[Component data from apps and pages]
○ ○ ○ ○ ○
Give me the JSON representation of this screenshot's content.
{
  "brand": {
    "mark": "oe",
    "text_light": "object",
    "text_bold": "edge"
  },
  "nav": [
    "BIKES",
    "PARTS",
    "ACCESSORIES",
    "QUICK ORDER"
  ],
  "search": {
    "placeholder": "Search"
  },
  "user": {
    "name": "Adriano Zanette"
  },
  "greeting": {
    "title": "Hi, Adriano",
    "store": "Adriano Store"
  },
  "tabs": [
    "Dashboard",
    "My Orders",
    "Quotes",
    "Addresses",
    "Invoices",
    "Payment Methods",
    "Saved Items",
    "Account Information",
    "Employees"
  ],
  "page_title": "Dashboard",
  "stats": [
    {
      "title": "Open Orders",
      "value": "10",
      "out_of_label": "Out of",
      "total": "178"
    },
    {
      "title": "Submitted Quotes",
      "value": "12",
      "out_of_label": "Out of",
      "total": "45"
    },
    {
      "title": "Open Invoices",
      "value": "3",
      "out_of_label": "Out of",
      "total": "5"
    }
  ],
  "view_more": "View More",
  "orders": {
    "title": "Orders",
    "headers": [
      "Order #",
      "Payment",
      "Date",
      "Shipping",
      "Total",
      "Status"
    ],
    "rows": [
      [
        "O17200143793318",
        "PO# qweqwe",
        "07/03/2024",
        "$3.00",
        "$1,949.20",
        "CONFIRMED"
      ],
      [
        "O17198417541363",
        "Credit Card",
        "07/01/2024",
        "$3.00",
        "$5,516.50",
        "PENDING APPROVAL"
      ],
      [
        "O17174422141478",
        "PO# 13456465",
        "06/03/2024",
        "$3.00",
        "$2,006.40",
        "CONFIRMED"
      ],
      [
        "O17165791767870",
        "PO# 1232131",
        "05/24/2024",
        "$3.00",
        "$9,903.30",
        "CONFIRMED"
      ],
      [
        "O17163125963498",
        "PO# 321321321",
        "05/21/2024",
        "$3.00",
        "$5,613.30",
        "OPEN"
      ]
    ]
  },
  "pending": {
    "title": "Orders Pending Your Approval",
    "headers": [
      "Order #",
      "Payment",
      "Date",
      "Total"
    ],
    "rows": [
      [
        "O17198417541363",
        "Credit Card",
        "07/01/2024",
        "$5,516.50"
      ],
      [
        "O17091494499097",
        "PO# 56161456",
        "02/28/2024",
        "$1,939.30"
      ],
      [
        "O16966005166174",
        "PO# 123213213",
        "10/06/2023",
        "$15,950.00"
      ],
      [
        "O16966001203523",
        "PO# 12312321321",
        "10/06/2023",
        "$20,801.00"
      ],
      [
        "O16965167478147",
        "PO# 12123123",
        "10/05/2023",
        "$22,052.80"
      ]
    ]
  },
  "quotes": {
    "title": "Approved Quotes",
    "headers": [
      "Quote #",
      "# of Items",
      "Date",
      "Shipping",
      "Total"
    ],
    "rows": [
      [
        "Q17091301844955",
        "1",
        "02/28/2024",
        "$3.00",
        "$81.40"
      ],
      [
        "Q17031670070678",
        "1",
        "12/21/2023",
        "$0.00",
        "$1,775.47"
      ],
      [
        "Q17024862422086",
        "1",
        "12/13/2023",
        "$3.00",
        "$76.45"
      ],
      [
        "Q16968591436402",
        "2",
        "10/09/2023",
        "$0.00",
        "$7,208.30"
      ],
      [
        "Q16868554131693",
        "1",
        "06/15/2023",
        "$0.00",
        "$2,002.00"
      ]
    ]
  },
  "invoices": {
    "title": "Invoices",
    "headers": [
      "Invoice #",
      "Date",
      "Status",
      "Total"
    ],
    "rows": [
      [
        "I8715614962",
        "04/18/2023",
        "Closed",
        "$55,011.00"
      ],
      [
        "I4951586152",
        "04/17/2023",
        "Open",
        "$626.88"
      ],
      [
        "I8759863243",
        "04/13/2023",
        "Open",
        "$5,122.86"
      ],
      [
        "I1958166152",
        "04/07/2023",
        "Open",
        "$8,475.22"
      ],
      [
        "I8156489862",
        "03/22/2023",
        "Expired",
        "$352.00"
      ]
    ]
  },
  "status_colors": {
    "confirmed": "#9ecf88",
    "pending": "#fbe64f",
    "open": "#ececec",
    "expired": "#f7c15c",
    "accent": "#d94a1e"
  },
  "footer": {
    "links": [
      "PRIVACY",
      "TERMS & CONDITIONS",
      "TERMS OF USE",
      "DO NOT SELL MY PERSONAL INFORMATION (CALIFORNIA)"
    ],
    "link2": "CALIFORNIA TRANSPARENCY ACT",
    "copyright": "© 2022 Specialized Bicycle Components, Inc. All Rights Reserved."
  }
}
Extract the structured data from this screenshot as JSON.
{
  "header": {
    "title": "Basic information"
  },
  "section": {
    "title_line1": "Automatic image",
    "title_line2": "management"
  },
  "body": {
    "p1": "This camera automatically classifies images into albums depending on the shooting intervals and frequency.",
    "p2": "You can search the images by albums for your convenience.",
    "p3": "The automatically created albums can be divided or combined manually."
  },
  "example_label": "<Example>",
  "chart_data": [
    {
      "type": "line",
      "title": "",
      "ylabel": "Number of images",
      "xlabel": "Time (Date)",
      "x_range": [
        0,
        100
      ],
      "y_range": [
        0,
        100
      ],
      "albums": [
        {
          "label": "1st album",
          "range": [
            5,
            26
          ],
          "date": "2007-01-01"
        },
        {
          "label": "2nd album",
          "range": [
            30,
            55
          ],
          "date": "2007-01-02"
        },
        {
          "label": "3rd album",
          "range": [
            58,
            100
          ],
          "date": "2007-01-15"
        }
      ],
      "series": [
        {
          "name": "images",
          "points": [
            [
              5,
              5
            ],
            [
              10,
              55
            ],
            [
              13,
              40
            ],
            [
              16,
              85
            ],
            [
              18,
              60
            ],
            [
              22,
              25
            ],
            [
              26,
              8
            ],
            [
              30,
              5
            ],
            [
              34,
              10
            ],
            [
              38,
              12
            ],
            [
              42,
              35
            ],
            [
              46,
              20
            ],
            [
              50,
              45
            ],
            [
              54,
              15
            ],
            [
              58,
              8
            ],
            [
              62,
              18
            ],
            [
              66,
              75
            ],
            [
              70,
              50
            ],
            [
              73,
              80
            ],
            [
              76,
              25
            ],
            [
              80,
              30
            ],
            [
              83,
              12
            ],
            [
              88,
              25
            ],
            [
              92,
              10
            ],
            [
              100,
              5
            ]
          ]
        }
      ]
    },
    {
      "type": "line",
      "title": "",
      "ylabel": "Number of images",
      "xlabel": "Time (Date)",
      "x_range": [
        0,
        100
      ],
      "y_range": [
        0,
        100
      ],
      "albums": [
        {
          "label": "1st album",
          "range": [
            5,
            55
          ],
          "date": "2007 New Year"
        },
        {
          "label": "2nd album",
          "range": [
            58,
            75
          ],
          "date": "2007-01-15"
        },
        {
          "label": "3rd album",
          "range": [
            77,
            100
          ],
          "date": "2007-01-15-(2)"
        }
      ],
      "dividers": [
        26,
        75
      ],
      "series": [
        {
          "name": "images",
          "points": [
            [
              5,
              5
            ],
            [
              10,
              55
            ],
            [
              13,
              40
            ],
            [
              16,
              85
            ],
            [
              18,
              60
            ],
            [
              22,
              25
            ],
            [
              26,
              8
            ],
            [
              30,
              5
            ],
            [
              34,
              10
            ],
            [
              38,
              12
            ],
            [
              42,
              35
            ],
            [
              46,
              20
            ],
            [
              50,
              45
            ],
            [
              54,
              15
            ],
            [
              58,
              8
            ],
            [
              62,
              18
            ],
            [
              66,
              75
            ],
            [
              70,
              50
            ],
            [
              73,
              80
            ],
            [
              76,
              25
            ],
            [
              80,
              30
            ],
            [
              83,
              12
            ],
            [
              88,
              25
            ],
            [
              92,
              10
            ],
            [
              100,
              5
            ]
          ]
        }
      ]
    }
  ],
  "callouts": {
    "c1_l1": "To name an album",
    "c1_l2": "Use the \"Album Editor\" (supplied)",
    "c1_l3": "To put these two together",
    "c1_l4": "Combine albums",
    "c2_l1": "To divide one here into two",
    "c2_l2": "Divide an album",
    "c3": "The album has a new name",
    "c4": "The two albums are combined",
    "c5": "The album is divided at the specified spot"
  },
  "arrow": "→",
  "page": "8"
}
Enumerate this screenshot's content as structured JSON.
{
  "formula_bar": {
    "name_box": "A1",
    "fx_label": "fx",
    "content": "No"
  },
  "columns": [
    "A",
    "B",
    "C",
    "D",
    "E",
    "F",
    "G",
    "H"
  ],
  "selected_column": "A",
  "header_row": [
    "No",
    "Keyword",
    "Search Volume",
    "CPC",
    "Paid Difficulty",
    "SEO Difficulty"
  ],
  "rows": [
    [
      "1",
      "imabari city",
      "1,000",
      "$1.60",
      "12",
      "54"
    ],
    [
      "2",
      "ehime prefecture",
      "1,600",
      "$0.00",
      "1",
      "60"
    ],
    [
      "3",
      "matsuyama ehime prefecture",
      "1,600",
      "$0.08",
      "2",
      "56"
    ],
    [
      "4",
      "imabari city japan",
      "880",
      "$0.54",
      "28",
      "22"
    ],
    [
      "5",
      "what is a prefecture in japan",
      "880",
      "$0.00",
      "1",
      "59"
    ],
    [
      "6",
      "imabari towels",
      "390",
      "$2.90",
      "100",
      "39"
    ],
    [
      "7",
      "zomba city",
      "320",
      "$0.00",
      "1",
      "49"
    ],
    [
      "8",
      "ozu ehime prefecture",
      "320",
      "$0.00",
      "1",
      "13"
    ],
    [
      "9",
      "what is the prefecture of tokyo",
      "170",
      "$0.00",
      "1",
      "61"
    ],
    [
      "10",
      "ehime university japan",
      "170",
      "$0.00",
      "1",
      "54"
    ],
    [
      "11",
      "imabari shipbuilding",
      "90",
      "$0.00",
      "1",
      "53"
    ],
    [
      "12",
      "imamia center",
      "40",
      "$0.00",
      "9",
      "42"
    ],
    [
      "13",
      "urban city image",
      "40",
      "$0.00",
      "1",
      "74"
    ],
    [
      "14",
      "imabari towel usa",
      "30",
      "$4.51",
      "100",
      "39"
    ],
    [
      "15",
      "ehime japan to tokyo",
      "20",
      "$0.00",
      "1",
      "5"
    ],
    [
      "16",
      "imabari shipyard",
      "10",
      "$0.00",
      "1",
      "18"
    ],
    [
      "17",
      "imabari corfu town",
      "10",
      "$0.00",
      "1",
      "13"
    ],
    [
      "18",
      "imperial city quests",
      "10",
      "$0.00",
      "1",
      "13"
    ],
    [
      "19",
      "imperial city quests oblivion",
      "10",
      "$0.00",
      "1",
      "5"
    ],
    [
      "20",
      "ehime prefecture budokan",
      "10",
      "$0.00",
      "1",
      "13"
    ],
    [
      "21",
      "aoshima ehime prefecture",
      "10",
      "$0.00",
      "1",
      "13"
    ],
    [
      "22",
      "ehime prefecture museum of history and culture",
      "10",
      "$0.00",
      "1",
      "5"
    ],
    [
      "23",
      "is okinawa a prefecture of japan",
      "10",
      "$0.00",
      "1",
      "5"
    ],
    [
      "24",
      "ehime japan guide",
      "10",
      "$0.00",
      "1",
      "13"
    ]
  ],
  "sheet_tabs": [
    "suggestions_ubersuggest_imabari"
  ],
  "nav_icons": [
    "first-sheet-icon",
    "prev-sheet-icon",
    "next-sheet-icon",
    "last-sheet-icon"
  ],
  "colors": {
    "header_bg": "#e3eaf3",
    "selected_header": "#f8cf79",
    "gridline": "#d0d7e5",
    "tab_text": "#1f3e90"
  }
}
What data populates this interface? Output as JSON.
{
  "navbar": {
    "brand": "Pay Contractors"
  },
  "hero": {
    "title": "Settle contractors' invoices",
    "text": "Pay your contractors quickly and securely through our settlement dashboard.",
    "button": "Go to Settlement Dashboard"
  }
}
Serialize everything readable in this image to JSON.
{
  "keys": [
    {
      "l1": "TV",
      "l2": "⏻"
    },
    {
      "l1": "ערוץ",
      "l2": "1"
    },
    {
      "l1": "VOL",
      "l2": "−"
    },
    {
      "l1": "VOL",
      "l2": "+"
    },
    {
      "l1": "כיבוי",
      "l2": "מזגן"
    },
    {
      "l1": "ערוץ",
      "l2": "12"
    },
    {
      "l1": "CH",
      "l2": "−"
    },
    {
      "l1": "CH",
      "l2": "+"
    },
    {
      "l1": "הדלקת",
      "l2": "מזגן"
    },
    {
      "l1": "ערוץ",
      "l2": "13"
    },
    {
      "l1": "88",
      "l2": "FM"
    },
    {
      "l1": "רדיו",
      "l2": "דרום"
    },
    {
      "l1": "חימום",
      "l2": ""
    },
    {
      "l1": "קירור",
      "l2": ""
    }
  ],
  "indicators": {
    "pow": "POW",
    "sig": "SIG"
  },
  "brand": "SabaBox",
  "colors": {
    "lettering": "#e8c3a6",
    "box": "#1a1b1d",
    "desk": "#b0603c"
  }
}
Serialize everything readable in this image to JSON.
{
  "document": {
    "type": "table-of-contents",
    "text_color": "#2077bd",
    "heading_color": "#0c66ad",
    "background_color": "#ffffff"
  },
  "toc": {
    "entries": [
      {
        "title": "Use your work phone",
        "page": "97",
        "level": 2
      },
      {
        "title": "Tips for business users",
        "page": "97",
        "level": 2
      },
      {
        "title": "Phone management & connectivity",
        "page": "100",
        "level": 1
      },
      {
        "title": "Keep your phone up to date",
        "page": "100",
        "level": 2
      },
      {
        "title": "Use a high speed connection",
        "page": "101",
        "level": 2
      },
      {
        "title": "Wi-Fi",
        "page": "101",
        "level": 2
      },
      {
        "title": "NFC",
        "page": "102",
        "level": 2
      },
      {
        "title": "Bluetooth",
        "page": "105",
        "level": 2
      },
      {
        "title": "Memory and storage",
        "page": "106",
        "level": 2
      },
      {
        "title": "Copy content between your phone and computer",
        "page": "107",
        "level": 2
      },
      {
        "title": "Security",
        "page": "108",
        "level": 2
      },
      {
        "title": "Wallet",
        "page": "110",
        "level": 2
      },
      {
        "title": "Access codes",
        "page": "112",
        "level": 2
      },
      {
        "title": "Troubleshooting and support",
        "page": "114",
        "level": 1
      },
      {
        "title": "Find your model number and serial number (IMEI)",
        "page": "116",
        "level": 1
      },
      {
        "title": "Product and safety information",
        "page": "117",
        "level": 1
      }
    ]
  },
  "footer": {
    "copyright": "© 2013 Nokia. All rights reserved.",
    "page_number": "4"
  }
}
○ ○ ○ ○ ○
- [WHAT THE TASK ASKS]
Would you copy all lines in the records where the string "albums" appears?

- [EXERCISE RESULT]
    "p1": "This camera automatically classifies images into albums depending on the shooting intervals and frequency.",
    "p2": "You can search the images by albums for your convenience.",
    "p3": "The automatically created albums can be divided or combined manually."
      "albums": [
      "albums": [
    "c1_l4": "Combine albums",
    "c4": "The two albums are combined",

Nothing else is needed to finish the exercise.